DOJ Hits Wells Fargo with $2.09 Billion Penalty
This week, the U.S. Department of Justice (DOJ) announced “that Wells Fargo Bank, N.A. and several of its affiliates (Wells Fargo) will pay a civil penalty of $2.09 billion under the Financial Institutions Reform, Recovery, and Enforcement Act of 1989 (FIRREA) based on the bank’s alleged origination and sale of residential mortgage loans that it knew contained misstated income information and did not meet the quality that Wells Fargo represented.”
The transactions ultimately caused investors to lose billions of dollars.
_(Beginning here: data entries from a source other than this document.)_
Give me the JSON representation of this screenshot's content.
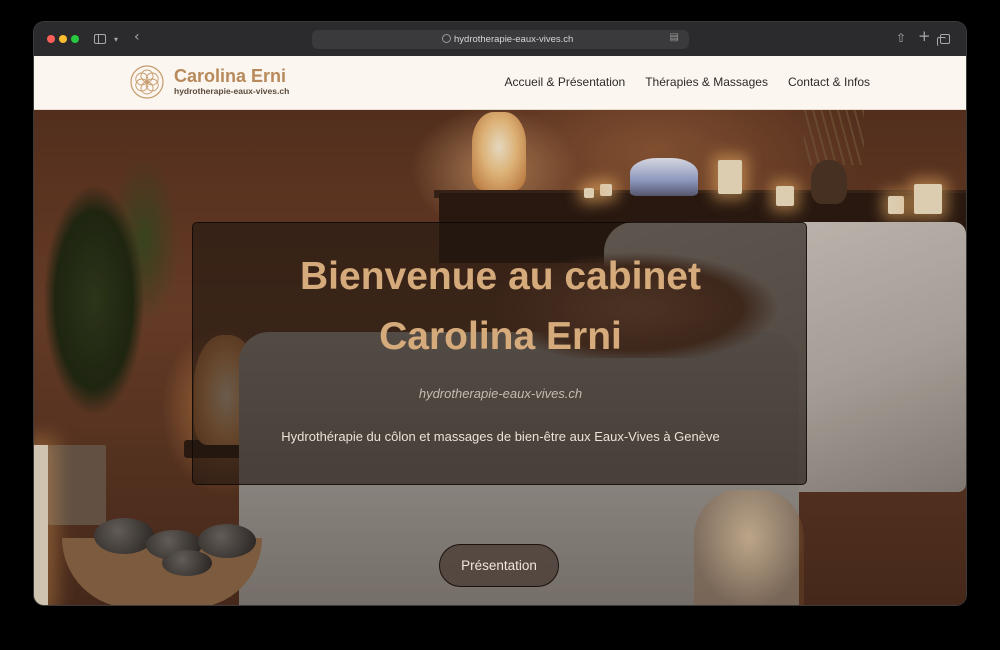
{
  "browser": {
    "url": "hydrotherapie-eaux-vives.ch"
  },
  "site": {
    "brand_name": "Carolina Erni",
    "brand_domain": "hydrotherapie-eaux-vives.ch",
    "accent_color": "#b8895a",
    "nav": [
      {
        "label": "Accueil & Présentation"
      },
      {
        "label": "Thérapies & Massages"
      },
      {
        "label": "Contact & Infos"
      }
    ]
  },
  "hero": {
    "title_line1": "Bienvenue au cabinet",
    "title_line2": "Carolina Erni",
    "domain": "hydrotherapie-eaux-vives.ch",
    "subtitle": "Hydrothérapie du côlon et massages de bien-être aux Eaux-Vives à Genève",
    "cta_label": "Présentation"
  }
}
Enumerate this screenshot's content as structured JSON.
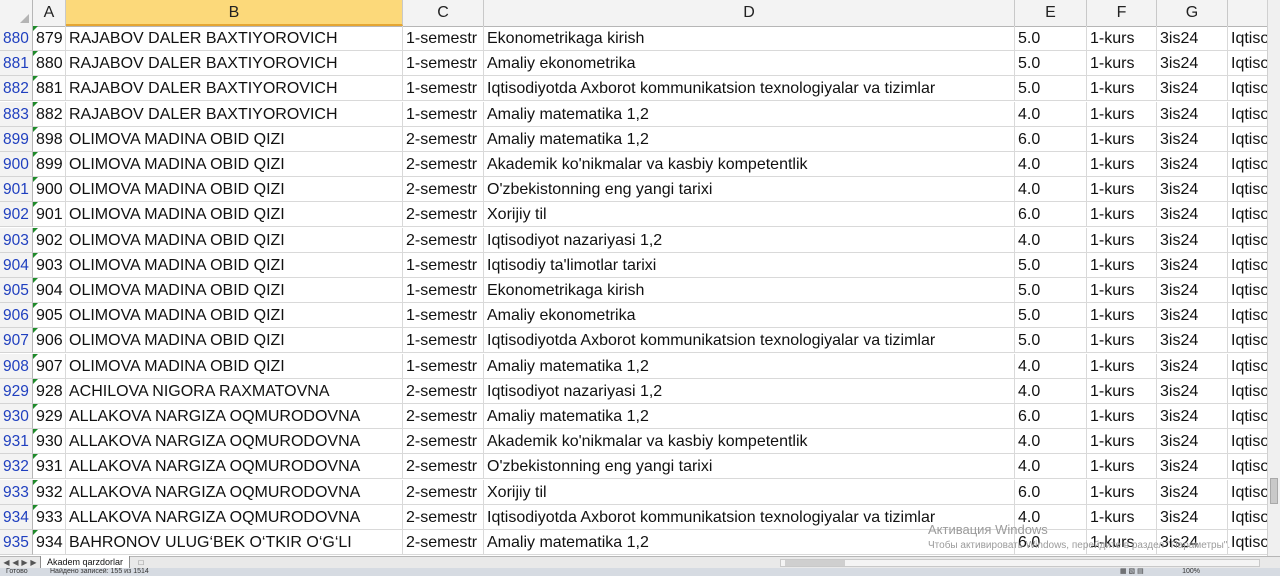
{
  "columns": [
    {
      "id": "A",
      "label": "A"
    },
    {
      "id": "B",
      "label": "B"
    },
    {
      "id": "C",
      "label": "C"
    },
    {
      "id": "D",
      "label": "D"
    },
    {
      "id": "E",
      "label": "E"
    },
    {
      "id": "F",
      "label": "F"
    },
    {
      "id": "G",
      "label": "G"
    },
    {
      "id": "H",
      "label": ""
    }
  ],
  "rows": [
    {
      "rownum": "880",
      "a": "879",
      "b": "RAJABOV DALER BAXTIYOROVICH",
      "c": "1-semestr",
      "d": "Ekonometrikaga kirish",
      "e": "5.0",
      "f": "1-kurs",
      "g": "3is24",
      "h": "Iqtiso"
    },
    {
      "rownum": "881",
      "a": "880",
      "b": "RAJABOV DALER BAXTIYOROVICH",
      "c": "1-semestr",
      "d": "Amaliy ekonometrika",
      "e": "5.0",
      "f": "1-kurs",
      "g": "3is24",
      "h": "Iqtiso"
    },
    {
      "rownum": "882",
      "a": "881",
      "b": "RAJABOV DALER BAXTIYOROVICH",
      "c": "1-semestr",
      "d": "Iqtisodiyotda Axborot kommunikatsion texnologiyalar va tizimlar",
      "e": "5.0",
      "f": "1-kurs",
      "g": "3is24",
      "h": "Iqtiso"
    },
    {
      "rownum": "883",
      "a": "882",
      "b": "RAJABOV DALER BAXTIYOROVICH",
      "c": "1-semestr",
      "d": "Amaliy matematika 1,2",
      "e": "4.0",
      "f": "1-kurs",
      "g": "3is24",
      "h": "Iqtiso"
    },
    {
      "rownum": "899",
      "a": "898",
      "b": "OLIMOVA MADINA OBID QIZI",
      "c": "2-semestr",
      "d": "Amaliy matematika 1,2",
      "e": "6.0",
      "f": "1-kurs",
      "g": "3is24",
      "h": "Iqtiso"
    },
    {
      "rownum": "900",
      "a": "899",
      "b": "OLIMOVA MADINA OBID QIZI",
      "c": "2-semestr",
      "d": "Akademik ko'nikmalar va kasbiy kompetentlik",
      "e": "4.0",
      "f": "1-kurs",
      "g": "3is24",
      "h": "Iqtiso"
    },
    {
      "rownum": "901",
      "a": "900",
      "b": "OLIMOVA MADINA OBID QIZI",
      "c": "2-semestr",
      "d": "O'zbekistonning eng yangi tarixi",
      "e": "4.0",
      "f": "1-kurs",
      "g": "3is24",
      "h": "Iqtiso"
    },
    {
      "rownum": "902",
      "a": "901",
      "b": "OLIMOVA MADINA OBID QIZI",
      "c": "2-semestr",
      "d": "Xorijiy til",
      "e": "6.0",
      "f": "1-kurs",
      "g": "3is24",
      "h": "Iqtiso"
    },
    {
      "rownum": "903",
      "a": "902",
      "b": "OLIMOVA MADINA OBID QIZI",
      "c": "2-semestr",
      "d": "Iqtisodiyot nazariyasi 1,2",
      "e": "4.0",
      "f": "1-kurs",
      "g": "3is24",
      "h": "Iqtiso"
    },
    {
      "rownum": "904",
      "a": "903",
      "b": "OLIMOVA MADINA OBID QIZI",
      "c": "1-semestr",
      "d": "Iqtisodiy ta'limotlar tarixi",
      "e": "5.0",
      "f": "1-kurs",
      "g": "3is24",
      "h": "Iqtiso"
    },
    {
      "rownum": "905",
      "a": "904",
      "b": "OLIMOVA MADINA OBID QIZI",
      "c": "1-semestr",
      "d": "Ekonometrikaga kirish",
      "e": "5.0",
      "f": "1-kurs",
      "g": "3is24",
      "h": "Iqtiso"
    },
    {
      "rownum": "906",
      "a": "905",
      "b": "OLIMOVA MADINA OBID QIZI",
      "c": "1-semestr",
      "d": "Amaliy ekonometrika",
      "e": "5.0",
      "f": "1-kurs",
      "g": "3is24",
      "h": "Iqtiso"
    },
    {
      "rownum": "907",
      "a": "906",
      "b": "OLIMOVA MADINA OBID QIZI",
      "c": "1-semestr",
      "d": "Iqtisodiyotda Axborot kommunikatsion texnologiyalar va tizimlar",
      "e": "5.0",
      "f": "1-kurs",
      "g": "3is24",
      "h": "Iqtiso"
    },
    {
      "rownum": "908",
      "a": "907",
      "b": "OLIMOVA MADINA OBID QIZI",
      "c": "1-semestr",
      "d": "Amaliy matematika 1,2",
      "e": "4.0",
      "f": "1-kurs",
      "g": "3is24",
      "h": "Iqtiso"
    },
    {
      "rownum": "929",
      "a": "928",
      "b": "ACHILOVA NIGORA RAXMATOVNA",
      "c": "2-semestr",
      "d": "Iqtisodiyot nazariyasi 1,2",
      "e": "4.0",
      "f": "1-kurs",
      "g": "3is24",
      "h": "Iqtiso"
    },
    {
      "rownum": "930",
      "a": "929",
      "b": "ALLAKOVA NARGIZA OQMURODOVNA",
      "c": "2-semestr",
      "d": "Amaliy matematika 1,2",
      "e": "6.0",
      "f": "1-kurs",
      "g": "3is24",
      "h": "Iqtiso"
    },
    {
      "rownum": "931",
      "a": "930",
      "b": "ALLAKOVA NARGIZA OQMURODOVNA",
      "c": "2-semestr",
      "d": "Akademik ko'nikmalar va kasbiy kompetentlik",
      "e": "4.0",
      "f": "1-kurs",
      "g": "3is24",
      "h": "Iqtiso"
    },
    {
      "rownum": "932",
      "a": "931",
      "b": "ALLAKOVA NARGIZA OQMURODOVNA",
      "c": "2-semestr",
      "d": "O'zbekistonning eng yangi tarixi",
      "e": "4.0",
      "f": "1-kurs",
      "g": "3is24",
      "h": "Iqtiso"
    },
    {
      "rownum": "933",
      "a": "932",
      "b": "ALLAKOVA NARGIZA OQMURODOVNA",
      "c": "2-semestr",
      "d": "Xorijiy til",
      "e": "6.0",
      "f": "1-kurs",
      "g": "3is24",
      "h": "Iqtiso"
    },
    {
      "rownum": "934",
      "a": "933",
      "b": "ALLAKOVA NARGIZA OQMURODOVNA",
      "c": "2-semestr",
      "d": "Iqtisodiyotda Axborot kommunikatsion texnologiyalar va tizimlar",
      "e": "4.0",
      "f": "1-kurs",
      "g": "3is24",
      "h": "Iqtiso"
    },
    {
      "rownum": "935",
      "a": "934",
      "b": "BAHRONOV ULUG‘BEK O‘TKIR O‘G‘LI",
      "c": "2-semestr",
      "d": "Amaliy matematika 1,2",
      "e": "6.0",
      "f": "1-kurs",
      "g": "3is24",
      "h": "Iqtiso"
    }
  ],
  "sheet_tab": {
    "label": "Akadem qarzdorlar"
  },
  "watermark": {
    "line1": "Активация Windows",
    "line2": "Чтобы активировать Windows, перейдите в раздел \"Параметры\"."
  },
  "status": {
    "ready": "Готово",
    "message": "Найдено записей: 155 из 1514",
    "zoom": "100%"
  },
  "colors": {
    "selected_header": "#fcd97a",
    "row_number": "#1f3fbf",
    "green_marker": "#1e8a2a"
  }
}
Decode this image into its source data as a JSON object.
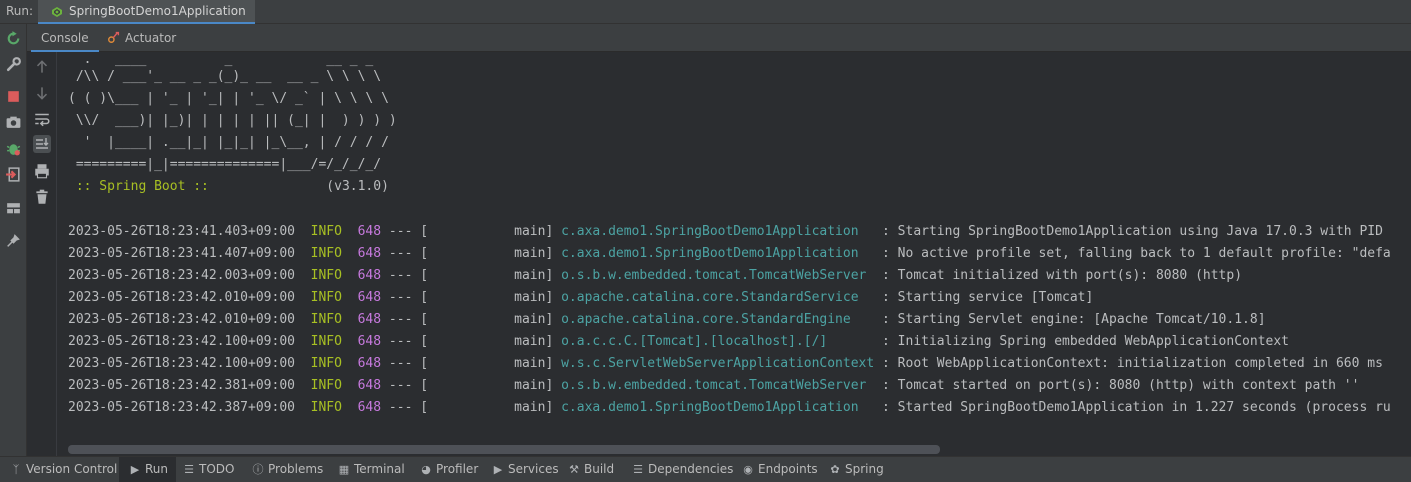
{
  "runbar": {
    "label": "Run:",
    "tab_title": "SpringBootDemo1Application"
  },
  "subtabs": {
    "console": "Console",
    "actuator": "Actuator"
  },
  "banner": [
    "  .   ____          _            __ _ _",
    " /\\\\ / ___'_ __ _ _(_)_ __  __ _ \\ \\ \\ \\",
    "( ( )\\___ | '_ | '_| | '_ \\/ _` | \\ \\ \\ \\",
    " \\\\/  ___)| |_)| | | | | || (_| |  ) ) ) )",
    "  '  |____| .__|_| |_|_| |_\\__, | / / / /",
    " =========|_|==============|___/=/_/_/_/"
  ],
  "spring_boot_line": {
    "label": " :: Spring Boot ::",
    "version": "               (v3.1.0)"
  },
  "logs": [
    {
      "ts": "2023-05-26T18:23:41.403+09:00",
      "level": "INFO",
      "pid": "648",
      "sep": " --- [           main] ",
      "logger": "c.axa.demo1.SpringBootDemo1Application  ",
      "msg": " : Starting SpringBootDemo1Application using Java 17.0.3 with PID"
    },
    {
      "ts": "2023-05-26T18:23:41.407+09:00",
      "level": "INFO",
      "pid": "648",
      "sep": " --- [           main] ",
      "logger": "c.axa.demo1.SpringBootDemo1Application  ",
      "msg": " : No active profile set, falling back to 1 default profile: \"defa"
    },
    {
      "ts": "2023-05-26T18:23:42.003+09:00",
      "level": "INFO",
      "pid": "648",
      "sep": " --- [           main] ",
      "logger": "o.s.b.w.embedded.tomcat.TomcatWebServer ",
      "msg": " : Tomcat initialized with port(s): 8080 (http)"
    },
    {
      "ts": "2023-05-26T18:23:42.010+09:00",
      "level": "INFO",
      "pid": "648",
      "sep": " --- [           main] ",
      "logger": "o.apache.catalina.core.StandardService  ",
      "msg": " : Starting service [Tomcat]"
    },
    {
      "ts": "2023-05-26T18:23:42.010+09:00",
      "level": "INFO",
      "pid": "648",
      "sep": " --- [           main] ",
      "logger": "o.apache.catalina.core.StandardEngine   ",
      "msg": " : Starting Servlet engine: [Apache Tomcat/10.1.8]"
    },
    {
      "ts": "2023-05-26T18:23:42.100+09:00",
      "level": "INFO",
      "pid": "648",
      "sep": " --- [           main] ",
      "logger": "o.a.c.c.C.[Tomcat].[localhost].[/]      ",
      "msg": " : Initializing Spring embedded WebApplicationContext"
    },
    {
      "ts": "2023-05-26T18:23:42.100+09:00",
      "level": "INFO",
      "pid": "648",
      "sep": " --- [           main] ",
      "logger": "w.s.c.ServletWebServerApplicationContext",
      "msg": " : Root WebApplicationContext: initialization completed in 660 ms"
    },
    {
      "ts": "2023-05-26T18:23:42.381+09:00",
      "level": "INFO",
      "pid": "648",
      "sep": " --- [           main] ",
      "logger": "o.s.b.w.embedded.tomcat.TomcatWebServer ",
      "msg": " : Tomcat started on port(s): 8080 (http) with context path ''"
    },
    {
      "ts": "2023-05-26T18:23:42.387+09:00",
      "level": "INFO",
      "pid": "648",
      "sep": " --- [           main] ",
      "logger": "c.axa.demo1.SpringBootDemo1Application  ",
      "msg": " : Started SpringBootDemo1Application in 1.227 seconds (process ru"
    }
  ],
  "bottombar": {
    "version_control": "Version Control",
    "run": "Run",
    "todo": "TODO",
    "problems": "Problems",
    "terminal": "Terminal",
    "profiler": "Profiler",
    "services": "Services",
    "build": "Build",
    "dependencies": "Dependencies",
    "endpoints": "Endpoints",
    "spring": "Spring"
  },
  "colors": {
    "background": "#2b2d30",
    "info": "#a8c023",
    "pid": "#c679dd",
    "logger": "#4ca3a3",
    "accent": "#4a88c7"
  }
}
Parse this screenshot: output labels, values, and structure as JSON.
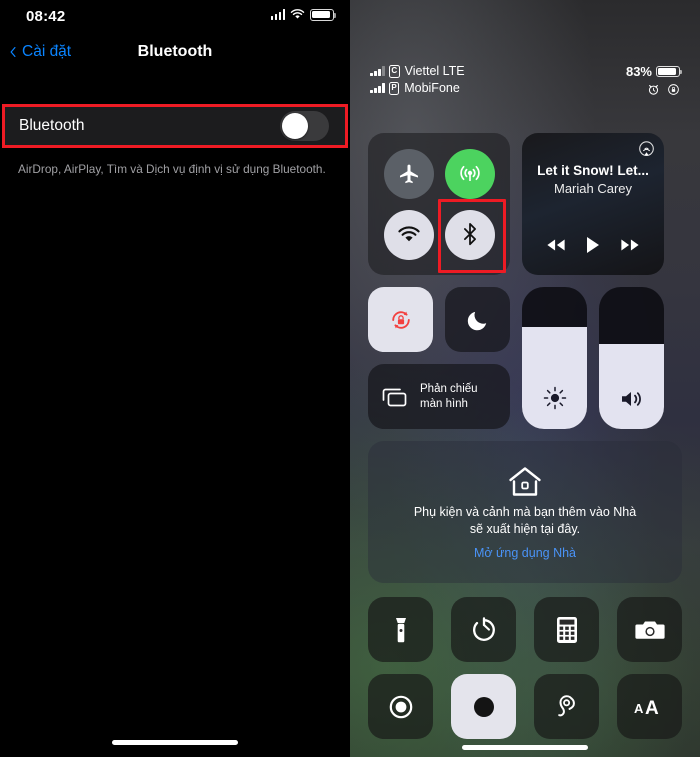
{
  "settings": {
    "status_bar": {
      "time": "08:42",
      "signal_icon": "cellular-signal-icon",
      "wifi_icon": "wifi-icon",
      "battery_icon": "battery-icon",
      "battery_level": 83
    },
    "nav": {
      "back_label": "Cài đặt",
      "back_icon": "chevron-left-icon",
      "title": "Bluetooth"
    },
    "bluetooth_row": {
      "label": "Bluetooth",
      "toggle_state": "off",
      "highlight_color": "#ee1b24"
    },
    "footnote": "AirDrop, AirPlay, Tìm và Dịch vụ định vị sử dụng Bluetooth."
  },
  "control_center": {
    "status": {
      "carriers": [
        {
          "name": "Viettel LTE",
          "sim_badge": "C",
          "bars": 3
        },
        {
          "name": "MobiFone",
          "sim_badge": "P",
          "bars": 4
        }
      ],
      "battery_percent": "83%",
      "battery_level": 83,
      "alarm_icon": "alarm-clock-icon",
      "rotation_lock_icon": "rotation-lock-icon"
    },
    "connectivity": {
      "airplane": {
        "name": "airplane-mode-icon",
        "label": "Chế độ máy bay",
        "state": "off"
      },
      "cellular": {
        "name": "cellular-data-icon",
        "label": "Dữ liệu di động",
        "state": "on"
      },
      "wifi": {
        "name": "wifi-icon",
        "label": "Wi-Fi",
        "state": "on"
      },
      "bluetooth": {
        "name": "bluetooth-icon",
        "label": "Bluetooth",
        "state": "on",
        "highlighted": true
      }
    },
    "media": {
      "airplay_icon": "airplay-audio-icon",
      "title": "Let it Snow! Let...",
      "artist": "Mariah Carey",
      "prev_icon": "rewind-icon",
      "play_icon": "play-icon",
      "next_icon": "fast-forward-icon"
    },
    "controls": {
      "rotation_lock": {
        "icon": "rotation-lock-icon",
        "state": "on",
        "accent": "#f3403f"
      },
      "do_not_disturb": {
        "icon": "moon-icon",
        "state": "off"
      },
      "screen_mirroring": {
        "icon": "screen-mirroring-icon",
        "label_line1": "Phản chiếu",
        "label_line2": "màn hình"
      },
      "brightness": {
        "icon": "brightness-icon",
        "value": 72
      },
      "volume": {
        "icon": "volume-icon",
        "value": 60
      }
    },
    "home": {
      "icon": "home-house-icon",
      "text_line1": "Phụ kiện và cảnh mà bạn thêm vào Nhà",
      "text_line2": "sẽ xuất hiện tại đây.",
      "link": "Mở ứng dụng Nhà"
    },
    "tiles": [
      {
        "icon": "flashlight-icon",
        "label": "Đèn pin",
        "state": "off"
      },
      {
        "icon": "timer-icon",
        "label": "Hẹn giờ",
        "state": "off"
      },
      {
        "icon": "calculator-icon",
        "label": "Máy tính",
        "state": "off"
      },
      {
        "icon": "camera-icon",
        "label": "Máy ảnh",
        "state": "off"
      },
      {
        "icon": "screen-record-icon",
        "label": "Ghi màn hình",
        "state": "off"
      },
      {
        "icon": "dark-mode-icon",
        "label": "Chế độ tối",
        "state": "on"
      },
      {
        "icon": "hearing-icon",
        "label": "Thính giác",
        "state": "off"
      },
      {
        "icon": "text-size-icon",
        "label": "Cỡ chữ",
        "state": "off"
      }
    ]
  }
}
Wells Fargo will pay the civil penalty, but will not officially admit liability, with Wells Fargo suggesting the story is a matter of the past.
"We are pleased to put behind us these legacy issues regarding claims related to residential mortgage-backed securities activities that occurred more than a decade ago," said Wells Fargo CEO Tim Sloan.
DOJ has for years been investigating bank activities that it says helped cause 2008’s financial crisis.
"Abuses in the mortgage-backed securities industry led to a financial crisis that devastated millions of Americans," said Alex G. Tse, acting U.S. attorney for the Northern District of California, which handled the suit.
Wells Fargo has faced a series of challenges in recent years, aside from DOJ’s announced penalty, with the Consumer Financial Protection Bureau and the Office of the Comptroller of the Currency fining the bank more than $1 billion earlier this year over similar claims. In 2016, the bank was also at the center of a “scandal involving fake customer accounts,” which is yet-unresolved, according to Fox Business.
Posted in The Takedown